Please copy each line of the records below that includes the word "JSON".

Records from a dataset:
━━━━━━━━━━

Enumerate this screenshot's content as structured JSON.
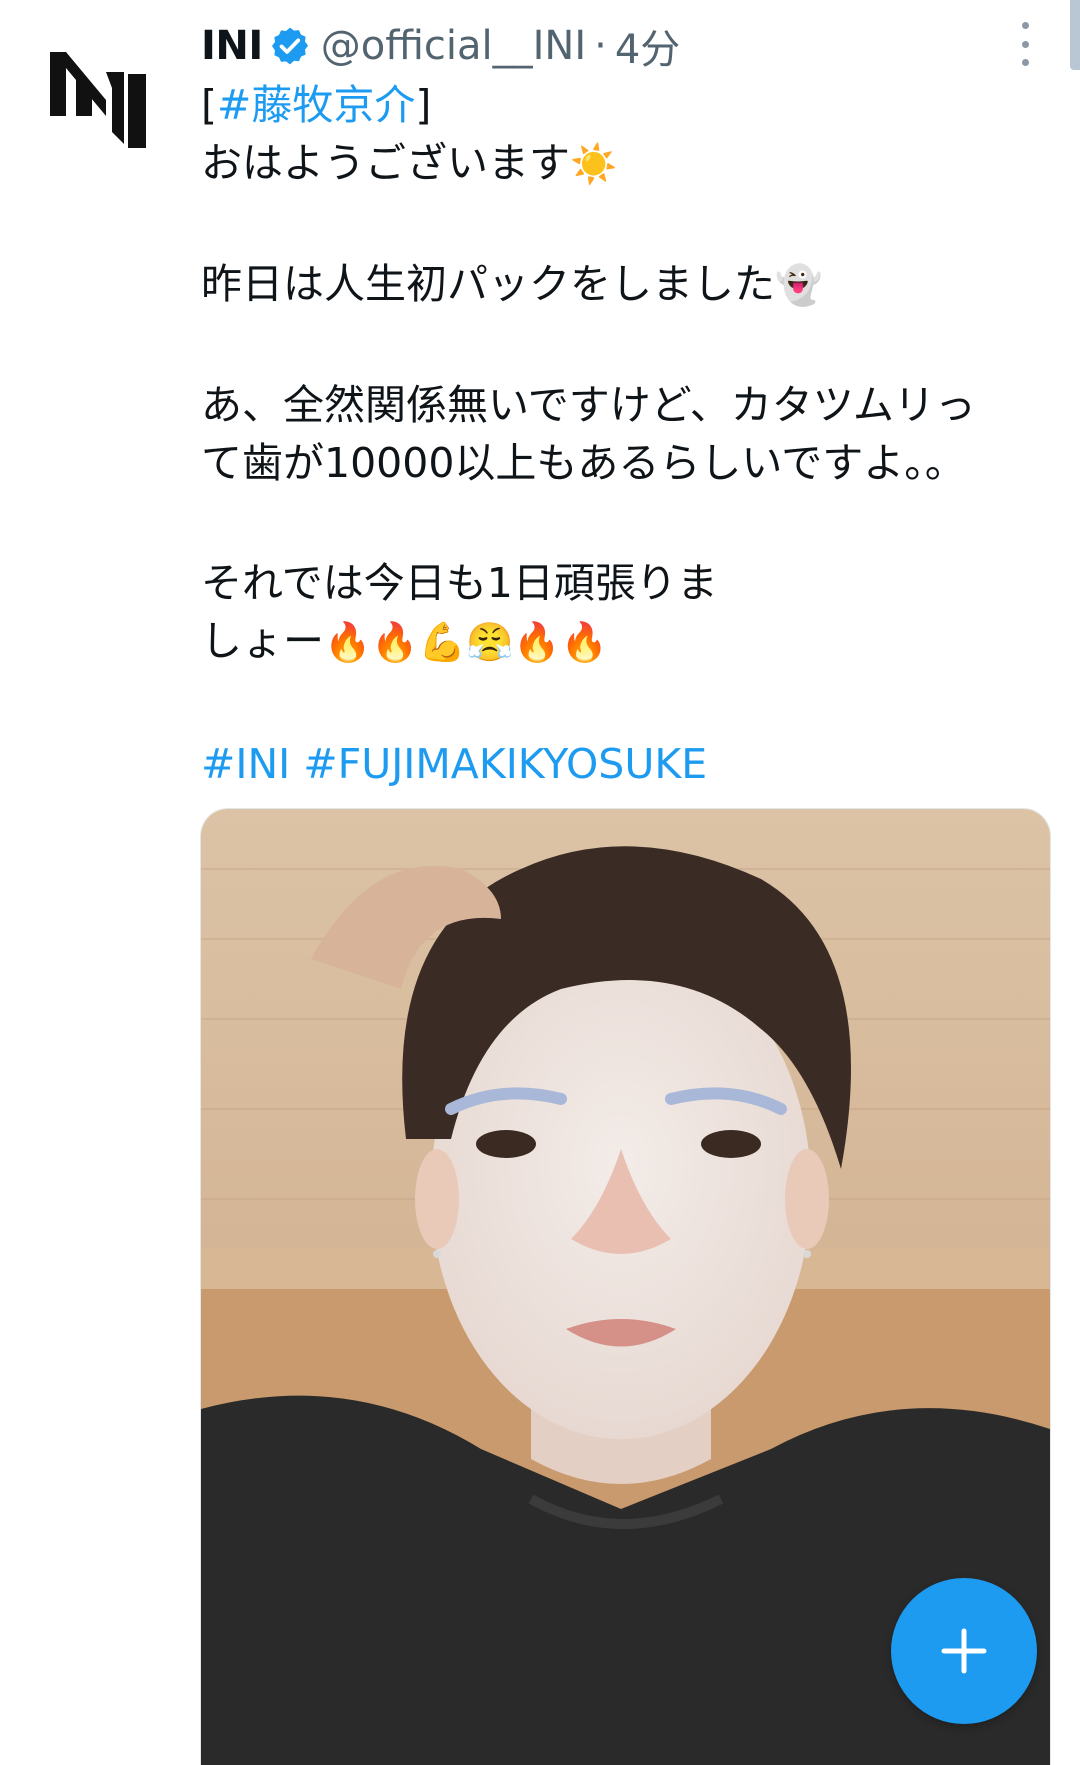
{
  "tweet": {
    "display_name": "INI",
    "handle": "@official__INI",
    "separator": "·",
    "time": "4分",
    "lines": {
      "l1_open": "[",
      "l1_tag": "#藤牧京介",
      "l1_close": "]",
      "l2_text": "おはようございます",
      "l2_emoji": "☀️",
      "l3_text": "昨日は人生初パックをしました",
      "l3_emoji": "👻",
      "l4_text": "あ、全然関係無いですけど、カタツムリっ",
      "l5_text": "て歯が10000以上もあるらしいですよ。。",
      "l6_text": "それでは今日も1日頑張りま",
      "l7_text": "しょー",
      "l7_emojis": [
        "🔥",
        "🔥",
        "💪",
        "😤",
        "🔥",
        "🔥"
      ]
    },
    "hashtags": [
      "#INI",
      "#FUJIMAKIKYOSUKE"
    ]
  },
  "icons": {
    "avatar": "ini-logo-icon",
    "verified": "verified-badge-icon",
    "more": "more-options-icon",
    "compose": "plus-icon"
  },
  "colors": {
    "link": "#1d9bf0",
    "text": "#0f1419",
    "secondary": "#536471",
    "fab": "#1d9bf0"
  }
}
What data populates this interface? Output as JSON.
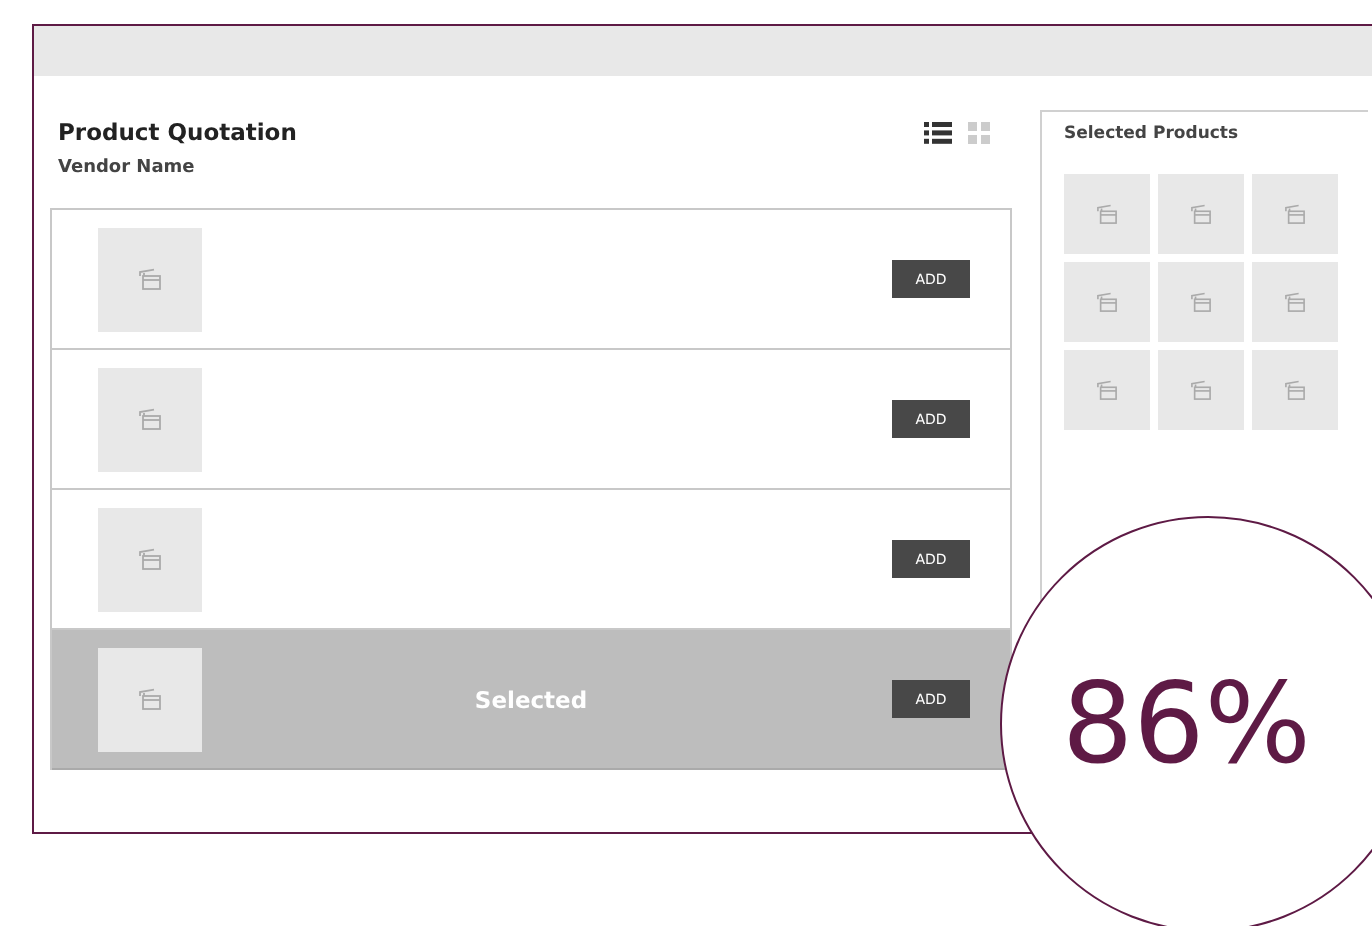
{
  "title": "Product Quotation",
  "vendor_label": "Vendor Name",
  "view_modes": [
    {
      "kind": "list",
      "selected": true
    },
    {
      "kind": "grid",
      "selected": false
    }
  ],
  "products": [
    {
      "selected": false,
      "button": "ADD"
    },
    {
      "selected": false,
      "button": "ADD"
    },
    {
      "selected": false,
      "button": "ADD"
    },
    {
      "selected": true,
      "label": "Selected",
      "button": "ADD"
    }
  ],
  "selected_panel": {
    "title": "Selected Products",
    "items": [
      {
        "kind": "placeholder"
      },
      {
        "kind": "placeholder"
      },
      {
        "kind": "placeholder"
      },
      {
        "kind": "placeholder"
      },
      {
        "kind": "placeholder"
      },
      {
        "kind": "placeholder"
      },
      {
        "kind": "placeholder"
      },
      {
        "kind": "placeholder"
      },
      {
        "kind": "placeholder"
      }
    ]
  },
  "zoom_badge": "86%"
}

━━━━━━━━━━

▸ Response below
Enumerate this screenshot's content as structured JSON.
What data populates this interface? Output as JSON.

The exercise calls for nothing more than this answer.